The U.S. Government Accountability Office (GAO) found three key limitations of the composite score the Department of Education uses to assess the financial health of institutions that participate in the federal student aid programs. In report GAO-17-555, published on September 20, the GAO called the score an imprecise risk measure, arguing that it had predicted less than half of school closures since the 2010-11 academic year.
The limitations included:
- Failure to reflect updates in accounting practices.
- Use of outdated financial measures rather than new metrics such as liquidity, historical trend analysis, or future projections.
- Vulnerability to manipulation by allowing schools to inflate their scores by taking out additional debt.
The GAO also criticized ED for inadequately explaining how it calculates schools’ composite scores, noting that administrators at seven out of the 10 schools analysts consulted were confused about their calculations.
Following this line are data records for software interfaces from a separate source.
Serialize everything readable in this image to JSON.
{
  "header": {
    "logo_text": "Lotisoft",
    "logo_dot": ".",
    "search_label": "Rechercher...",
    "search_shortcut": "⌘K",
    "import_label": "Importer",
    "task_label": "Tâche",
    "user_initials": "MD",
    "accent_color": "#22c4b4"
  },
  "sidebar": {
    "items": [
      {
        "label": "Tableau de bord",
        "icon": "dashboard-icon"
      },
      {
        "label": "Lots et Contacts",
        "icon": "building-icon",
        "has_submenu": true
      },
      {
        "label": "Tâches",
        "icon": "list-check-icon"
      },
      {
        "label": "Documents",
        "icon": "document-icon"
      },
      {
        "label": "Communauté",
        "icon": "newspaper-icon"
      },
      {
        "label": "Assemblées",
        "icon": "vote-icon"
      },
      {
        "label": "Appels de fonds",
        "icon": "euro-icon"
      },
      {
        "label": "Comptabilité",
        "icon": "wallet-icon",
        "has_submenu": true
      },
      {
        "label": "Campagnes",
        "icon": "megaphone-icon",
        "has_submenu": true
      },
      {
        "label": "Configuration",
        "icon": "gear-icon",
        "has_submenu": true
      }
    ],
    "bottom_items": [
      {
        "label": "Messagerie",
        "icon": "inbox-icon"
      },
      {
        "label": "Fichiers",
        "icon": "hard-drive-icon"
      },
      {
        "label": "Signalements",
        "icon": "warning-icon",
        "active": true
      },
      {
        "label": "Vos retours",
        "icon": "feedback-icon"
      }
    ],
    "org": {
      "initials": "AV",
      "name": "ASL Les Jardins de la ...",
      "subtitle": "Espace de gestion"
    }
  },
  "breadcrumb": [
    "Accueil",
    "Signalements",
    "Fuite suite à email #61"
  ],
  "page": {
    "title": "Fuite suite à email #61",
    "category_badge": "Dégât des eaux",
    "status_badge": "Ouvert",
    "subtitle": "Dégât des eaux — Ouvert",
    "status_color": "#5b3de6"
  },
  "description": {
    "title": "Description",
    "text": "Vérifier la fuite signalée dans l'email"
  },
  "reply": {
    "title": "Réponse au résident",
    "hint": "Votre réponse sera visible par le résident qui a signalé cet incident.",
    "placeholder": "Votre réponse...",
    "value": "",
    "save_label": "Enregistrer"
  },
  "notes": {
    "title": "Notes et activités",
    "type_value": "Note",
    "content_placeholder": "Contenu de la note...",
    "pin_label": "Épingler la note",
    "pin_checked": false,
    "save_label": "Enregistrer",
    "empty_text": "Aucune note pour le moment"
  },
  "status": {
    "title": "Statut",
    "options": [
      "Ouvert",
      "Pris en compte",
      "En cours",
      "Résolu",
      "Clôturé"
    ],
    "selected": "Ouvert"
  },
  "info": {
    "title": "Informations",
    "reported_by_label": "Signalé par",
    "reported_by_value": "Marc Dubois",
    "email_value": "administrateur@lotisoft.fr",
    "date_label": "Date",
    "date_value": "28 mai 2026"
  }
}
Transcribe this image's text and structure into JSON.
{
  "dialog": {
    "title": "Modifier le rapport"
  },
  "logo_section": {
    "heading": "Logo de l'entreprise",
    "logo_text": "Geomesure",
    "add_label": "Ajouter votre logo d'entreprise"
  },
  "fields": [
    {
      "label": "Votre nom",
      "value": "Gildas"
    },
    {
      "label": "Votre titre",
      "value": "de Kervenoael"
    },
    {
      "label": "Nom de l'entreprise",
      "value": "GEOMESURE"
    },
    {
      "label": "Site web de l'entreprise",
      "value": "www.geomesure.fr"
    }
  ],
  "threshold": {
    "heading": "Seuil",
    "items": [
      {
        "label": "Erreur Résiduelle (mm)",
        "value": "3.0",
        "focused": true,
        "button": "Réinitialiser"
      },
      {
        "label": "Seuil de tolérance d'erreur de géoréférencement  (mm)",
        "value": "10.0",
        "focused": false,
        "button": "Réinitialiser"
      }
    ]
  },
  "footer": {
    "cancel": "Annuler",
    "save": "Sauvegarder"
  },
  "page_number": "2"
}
NACUBO staff met with GAO investigators during their examination and shared concerns about shortcomings in ED’s methodology and application of its rules.
The watchdog agency recommended that ED:
- Update the financial composite score to better measure schools’ financial conditions.
- Improve its guidance to schools on how it calculates the composite score.
- Provide public data on final composite scores for all schools.
In its formal response to the GAO, ED disagreed with the first recommendation even though it is in the process of establishing a negotiated rulemaking committee to update the composite score calculations in light of accounting changes.